Prewar
Built in 1930
7 floors
4 units
Elevator
Pet friendly
Amenities
Alarm system
Common storage

This home has been rented

23 Beekman Place
Apt. 2
East 50th Street and East 51st Street
Rental
Essentials
Price $7,300
Type Rental Building
Bedrooms 2
Bathrooms 2
Rooms 5
Approx. Sq. Ft. 1,800

OFFERING ONE MONTH FREE w/ 1 year lease! Rare duplex on charming Beekman Place with spectacular river views & lots of living space for entertaining! Nestled on the quiet, tree lined street of Beekman Place between 50th and 51st Streets, this lovely townhouse was built by famed architect Paul Rudolph, now converted into four gracious apartments. This elegant duplex offers two bedrooms and two bathrooms, two lofty living rooms, home office, galley kitchen and Thassos marble floors throughout. Other features include high ceilings, wonderful light, huge windows with beautiful east, south and northern river views, and terraces that run the width of the building on each level. Wood burning fireplace, washer-dryer, and chef's kitchen in stainless steel, with double oven,vented cook top, dishwasher and ample closet/storage space throughout. Pets allowed on a case-by-case basis.
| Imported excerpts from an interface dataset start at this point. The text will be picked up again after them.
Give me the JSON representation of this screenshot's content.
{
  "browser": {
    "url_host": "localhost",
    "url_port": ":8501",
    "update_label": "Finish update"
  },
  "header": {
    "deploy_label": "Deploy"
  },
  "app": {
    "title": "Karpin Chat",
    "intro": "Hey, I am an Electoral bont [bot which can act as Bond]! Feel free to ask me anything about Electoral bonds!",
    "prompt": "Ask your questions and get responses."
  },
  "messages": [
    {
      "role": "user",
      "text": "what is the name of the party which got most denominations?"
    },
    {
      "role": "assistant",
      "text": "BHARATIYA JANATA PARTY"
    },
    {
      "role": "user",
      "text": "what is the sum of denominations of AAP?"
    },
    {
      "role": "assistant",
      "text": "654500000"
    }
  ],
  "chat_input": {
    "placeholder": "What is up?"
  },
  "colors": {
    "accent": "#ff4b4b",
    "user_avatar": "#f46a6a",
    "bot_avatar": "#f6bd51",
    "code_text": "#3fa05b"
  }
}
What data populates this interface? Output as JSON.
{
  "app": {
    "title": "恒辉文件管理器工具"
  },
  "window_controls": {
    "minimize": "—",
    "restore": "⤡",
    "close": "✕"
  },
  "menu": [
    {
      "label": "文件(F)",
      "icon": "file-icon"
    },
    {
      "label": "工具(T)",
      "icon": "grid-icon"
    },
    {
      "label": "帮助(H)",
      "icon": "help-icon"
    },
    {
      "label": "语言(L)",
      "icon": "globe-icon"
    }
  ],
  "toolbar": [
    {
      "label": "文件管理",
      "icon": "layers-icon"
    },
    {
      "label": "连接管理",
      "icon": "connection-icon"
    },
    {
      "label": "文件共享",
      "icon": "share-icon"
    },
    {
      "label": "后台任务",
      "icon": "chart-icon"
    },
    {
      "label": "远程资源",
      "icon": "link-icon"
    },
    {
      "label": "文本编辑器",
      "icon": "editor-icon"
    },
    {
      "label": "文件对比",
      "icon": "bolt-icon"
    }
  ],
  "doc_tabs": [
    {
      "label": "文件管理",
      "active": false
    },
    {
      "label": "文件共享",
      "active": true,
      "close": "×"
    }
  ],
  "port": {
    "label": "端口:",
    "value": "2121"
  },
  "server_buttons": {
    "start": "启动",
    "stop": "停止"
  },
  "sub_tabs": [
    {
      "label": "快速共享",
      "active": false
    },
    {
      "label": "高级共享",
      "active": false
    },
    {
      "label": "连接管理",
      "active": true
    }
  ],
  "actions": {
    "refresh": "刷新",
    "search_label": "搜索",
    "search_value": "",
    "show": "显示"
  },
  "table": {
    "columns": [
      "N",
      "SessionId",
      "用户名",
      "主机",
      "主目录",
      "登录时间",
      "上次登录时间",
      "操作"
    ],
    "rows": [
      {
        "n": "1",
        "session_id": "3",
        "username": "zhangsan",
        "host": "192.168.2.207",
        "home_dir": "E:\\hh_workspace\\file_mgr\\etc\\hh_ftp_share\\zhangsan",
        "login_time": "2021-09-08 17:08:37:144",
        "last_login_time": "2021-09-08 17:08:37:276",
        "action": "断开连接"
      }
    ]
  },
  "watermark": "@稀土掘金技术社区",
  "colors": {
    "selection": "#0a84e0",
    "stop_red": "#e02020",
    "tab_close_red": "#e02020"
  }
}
Duplex
Elevator
Pet Friendly
Marble Floors
Oversized Windows
Beekman
Living in Beekman
This neighborhood where Irving Berlin once resided, is composed of beautiful townhouses and grand co-ops situated upon just a few square blocks. Because of its size, the number of Beekman Place apartments for sale at any one time, whether co-op or condo, is limited — but the Beekman area is worth the wait! The neighborhood centers on Beekman Place, which is two blocks long, lined with grand buildings such as One Beekman Place, a co-op with a garage and an Olympic pool. In fiction, that East Side co-op was home to the madcap Auntie Mame; in fact, it contains what many believe to be New York City’s grandest and best apartments.
Explore Beekman
Subway Lines
Subway number 6 Subway number E Subway number M
Nearby Subway Stations
Subway number 6 3rd Ave - 53rd St
Subway number E 3rd Ave - 53rd St
Subway number M 3rd Ave - 53rd St
23 Beekman Place
Paul Rudolph House, The
The nine-story townhouse at 23 Beekman Place was designed as a multi-residence building, comprising three duplex apartments and an architecturally acclaimed quadruplex penthouse designed by Paul Rudolph. Paul Rudolph was one of the most revered and innovative American architects of the 20th century. He studied under Walter Gropius, founder of the Bauhaus, and was trained at the Harvard Graduate School of Design in the 1940s. From 1958 to 1965, Rudolph served as chairman of the Department of Architecture at Yale University, where he designed the famed Art and Architecture Building, now called Paul Rudolph Hall. In NYC, relatively few buildings have been designed and built by architects for their own use. Paul Rudolph was associated with 23 Beekman Place for more than 35 years, from 1961 until his death in 1997. He purchased the building in 1976, and between 1977 and 1982, Rudolph added the multi-story, cantilevered steel-and-glass penthouse atop a five-story, neo-Georgian-style masonry structure. Through the years, Rudolph relentlessly altered its design and ultimately created a significant and highly personal example of his work.
Details
Prewar
Built in 1930
7 floors
4 units
Elevator
Pet friendly
Amenities
Alarm system
Common storage